Proposition 1 is an easy consequence of the second moment computation and Talagrand’s inequality, which among other things provides a sharp concentration result for convex Lipschitz functions on the cube ${\{-1,+1\}^n}$; since ${\hbox{dist}(x,V)}$ is indeed a convex Lipschitz function, this inequality can be applied immediately. The proof of Talagrand’s inequality is short and can be found in several textbooks (e.g. Alon and Spencer), but I thought I would reproduce the argument here (specialised to the convex case), mostly to force myself to learn the proof properly. Note the concentration of ${O(1)}$ obtained by Talagrand’s inequality is much stronger than what one would get from more elementary tools such as Azuma’s inequality or McDiarmid’s inequality, which would only give concentration of about ${O(\sqrt{n})}$ or so (which is in fact trivial, since the cube ${\{-1,+1\}^n}$ has diameter ${2\sqrt{n}}$); the point is that Talagrand’s inequality is very effective at exploiting the convexity of the problem, as well as the Lipschitz nature of the function in all directions, whereas Azuma’s inequality can only easily take advantage of the Lipschitz nature of the function in coordinate directions.

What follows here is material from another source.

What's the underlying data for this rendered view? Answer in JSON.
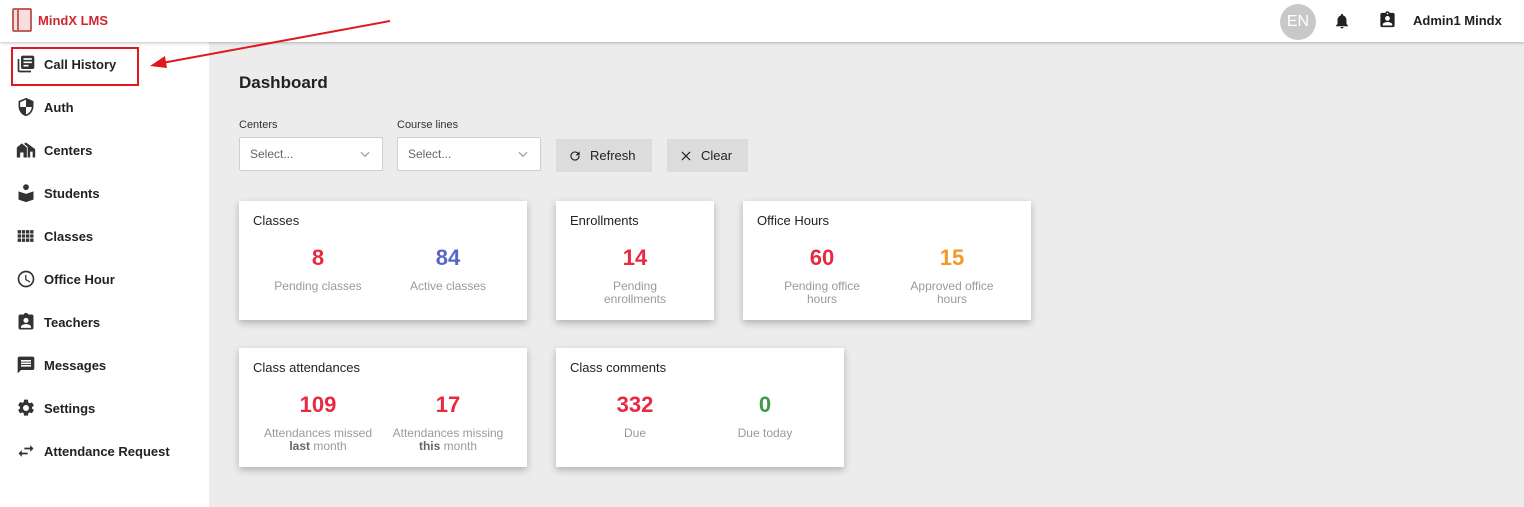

On the other hand, Azuma’s inequality works just as well if the ${\ell^2}$ metric is replaced with the larger ${\ell^1}$ metric, and one can conclude that the ${\ell^1}$ distance between ${X}$ and ${V}$ concentrates around its median to a width ${O(\sqrt{n})}$, which is a more non-trivial fact than the ${\ell^2}$ concentration bound given by that inequality. (The computation of the median of the ${\ell^1}$ distance is more complicated than for the ${\ell^2}$ distance, though, and depends on the orientation of ${V}$.)

Remark 1 If one makes the coordinates of ${X}$ iid Gaussian variables ${x_i \equiv N(0,1)}$ rather than random signs, then Proposition 1 is much easier to prove; the probability distribution of a Gaussian vector is rotation-invariant, so one can rotate ${V}$ to be, say, ${{\bf R}^d}$, at which point ${\hbox{dist}(X,V)^2}$ is clearly the sum of ${n-d}$ independent squares of Gaussians (i.e. a chi-square distribution), and the claim follows from direct computation (or one can use the Chernoff inequality). The gaussian counterpart of Talagrand’s inequality is more classical, being essentially due to Lévy, and will also be discussed later in this post.